To illustrate the difference, here is a close-up of a white-striped bird that I photographed this past spring at nearby Lippold Park:
Song Sparrows also treated us to short bursts of song. This bird had a particularly reddish tinge to its plumage, initially making me think it was another Fox Sparrow. It reminded me of the southwestern subspecies that I often saw in New Mexico:
Nearby, another streaked sparrow, which I first thought to be a Song Sparrow with an unusually gray head, has the head pattern typical of Lincoln’s Sparrow, as Peter Kasper himself kindly pointed out:
The smaller Savannah Sparrow is shorter-tailed and often shows some yellow in front of its eyes:

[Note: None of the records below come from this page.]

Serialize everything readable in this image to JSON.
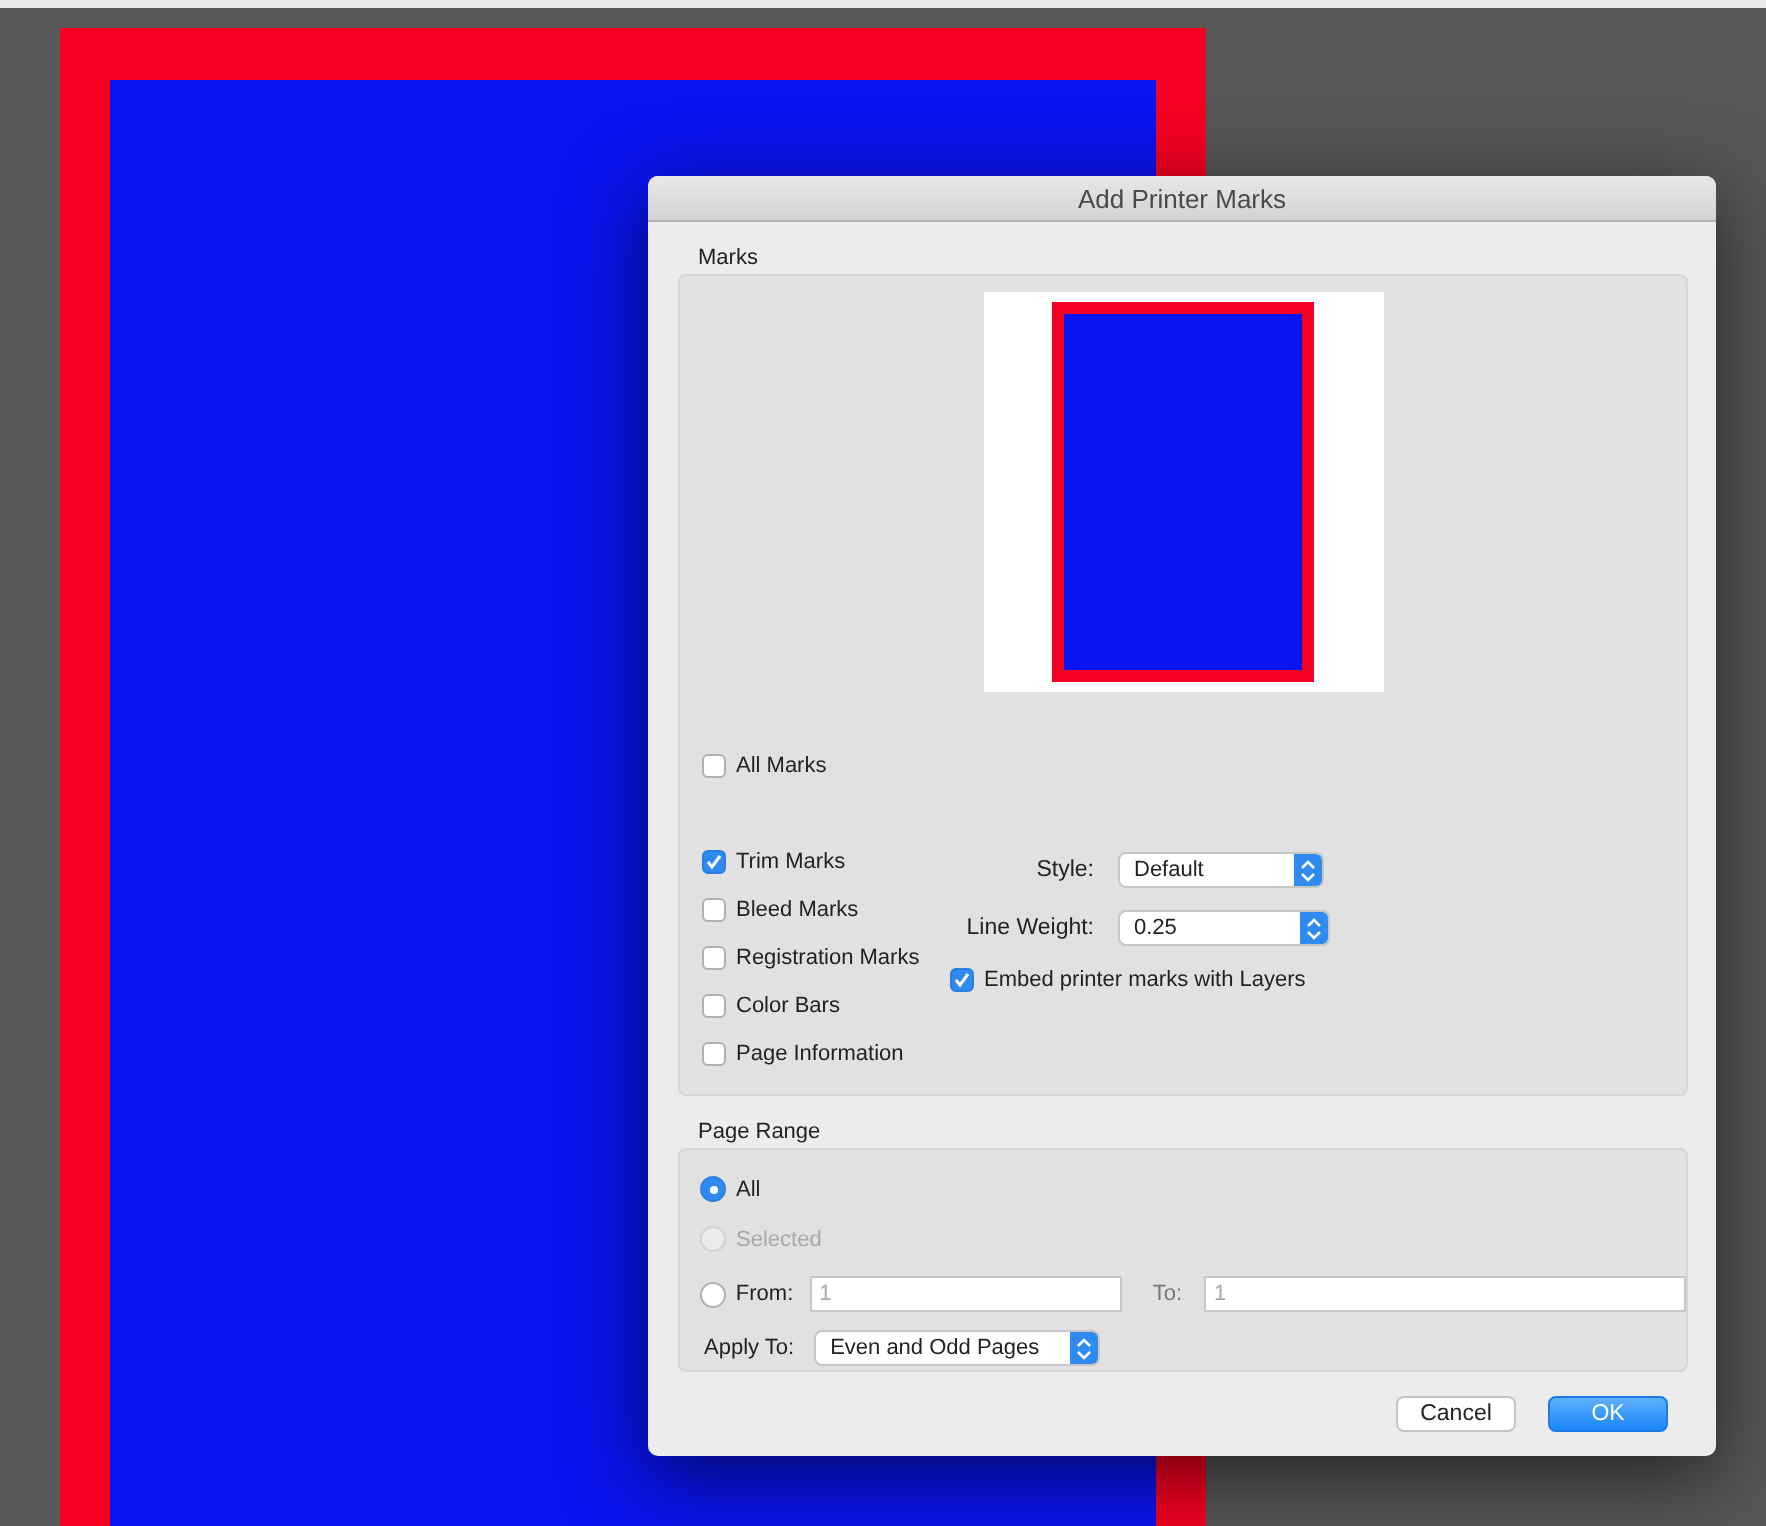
{
  "dialog": {
    "title": "Add Printer Marks",
    "marks": {
      "label": "Marks",
      "all_marks": {
        "label": "All Marks",
        "checked": false
      },
      "options": [
        {
          "label": "Trim Marks",
          "checked": true
        },
        {
          "label": "Bleed Marks",
          "checked": false
        },
        {
          "label": "Registration Marks",
          "checked": false
        },
        {
          "label": "Color Bars",
          "checked": false
        },
        {
          "label": "Page Information",
          "checked": false
        }
      ],
      "style": {
        "label": "Style:",
        "value": "Default"
      },
      "line_weight": {
        "label": "Line Weight:",
        "value": "0.25"
      },
      "embed": {
        "label": "Embed printer marks with Layers",
        "checked": true
      }
    },
    "page_range": {
      "label": "Page Range",
      "options": [
        {
          "label": "All",
          "selected": true,
          "disabled": false
        },
        {
          "label": "Selected",
          "selected": false,
          "disabled": true
        },
        {
          "label": "From:",
          "selected": false,
          "disabled": false
        }
      ],
      "from": {
        "placeholder": "1"
      },
      "to": {
        "label": "To:",
        "placeholder": "1"
      },
      "apply_to": {
        "label": "Apply To:",
        "value": "Even and Odd Pages"
      }
    },
    "buttons": [
      {
        "label": "Cancel",
        "kind": "secondary"
      },
      {
        "label": "OK",
        "kind": "primary"
      }
    ]
  }
}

INDEX TO ROSYFINCH RAMBLINGS ARCHIVES
This morning we got out early to Lippold Park, located on the east bank of the Fox River in Kane County, Illinois. The temperature was a brisk 58 degrees, but it quickly warmed up into the mid-60s. We hoped to see warblers, and we were not disappointed in their numbers, though the species mix was limited.
The river was quite placid, as we have not had much rain the past couple of weeks. This is the view looking across to the west bank:
At first it was very quiet, and we soon found out why. A Cooper’s Hawk was standing sentinel over the prairie from a riverside treetop:
A few minutes after the hawk’s departure, the small birds began appearing. A Gray Catbird was one of the first to poke its head out of the shrubs:
We have been seeing quite a few hummingbirds this week. There were at least four along the river bank, and I wasted quite a few megapixels trying to get an image of one. This was the best I could do:
The first warblers we saw were American Redstarts. No red and black adult males showed up, so we saw only “Yellow-starts.” All appeared to be immatures, judging by the lack of color in their wing coverts.
They darted about, flaring their tails to display the bright yellow patches.
Note the redstart’s typical drooped-wing posture:
We walked northward along the bank, the prairie on our right and stream-side trees and flower patches on our left. Many goldfinches were feeding on the seed heads. Among them we spotted a Nashville Warbler.
This is a female, which shows less yellow on its belly than the male. Both have gray heads, yellow throats and conspicuous white eye rings:
Then, we noticed several Tennessee Warblers foraging for insects in the flowers. As we approached, the warblers stayed in place after the goldfinches flew off. The warblers were very active and it was difficult to get a full body view of any of them.
This Tennessee Warbler hangs head-down, the better to find a juicy bug :
Though partially hidden, this Tennessee Warbler shows off its distinctive eye markings and white under its tail. The extensive white on its belly indicates that it is probably an adult female:
One Tennessee Warbler flew directly towards me as I was taking its picture:
Scores of Cedar Waxwings settled in to attack an abundance of berries:
We were not able to pin down the identity of this little flycatcher. It is either a Willow or Alder Flycatcher, nearly identical in appearance and separable from each other by voice (click on the photo to see a close-up of its face and bill):
Monarch butterflies are migrating through:
We saw a Magnolia Warbler, but it did not pose for its portrait. Yesterday morning, this one appeared at Nelson Lake:
This male American Goldfinch is molting into its somber winter uniform:
No threat to small birds, a Red-tailed Hawk floats lazily above: